---------- Data shown ----------

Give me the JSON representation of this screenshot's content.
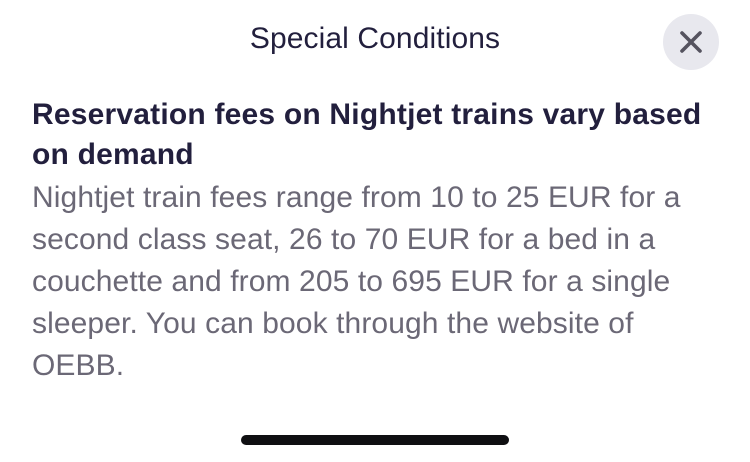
{
  "modal": {
    "title": "Special Conditions",
    "close_icon": "close-icon"
  },
  "content": {
    "heading": "Reservation fees on Nightjet trains vary based on demand",
    "body": "Nightjet train fees range from 10 to 25 EUR for a second class seat, 26 to 70 EUR for a bed in a couchette and from 205 to 695 EUR for a single sleeper. You can book through the website of OEBB."
  },
  "colors": {
    "title": "#221f3d",
    "body": "#6b6876",
    "close_bg": "#e8e8ee",
    "home_indicator": "#0f0f12"
  }
}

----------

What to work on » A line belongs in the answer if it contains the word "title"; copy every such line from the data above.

Reply »
    "title": "Special Conditions",
    "title": "#221f3d",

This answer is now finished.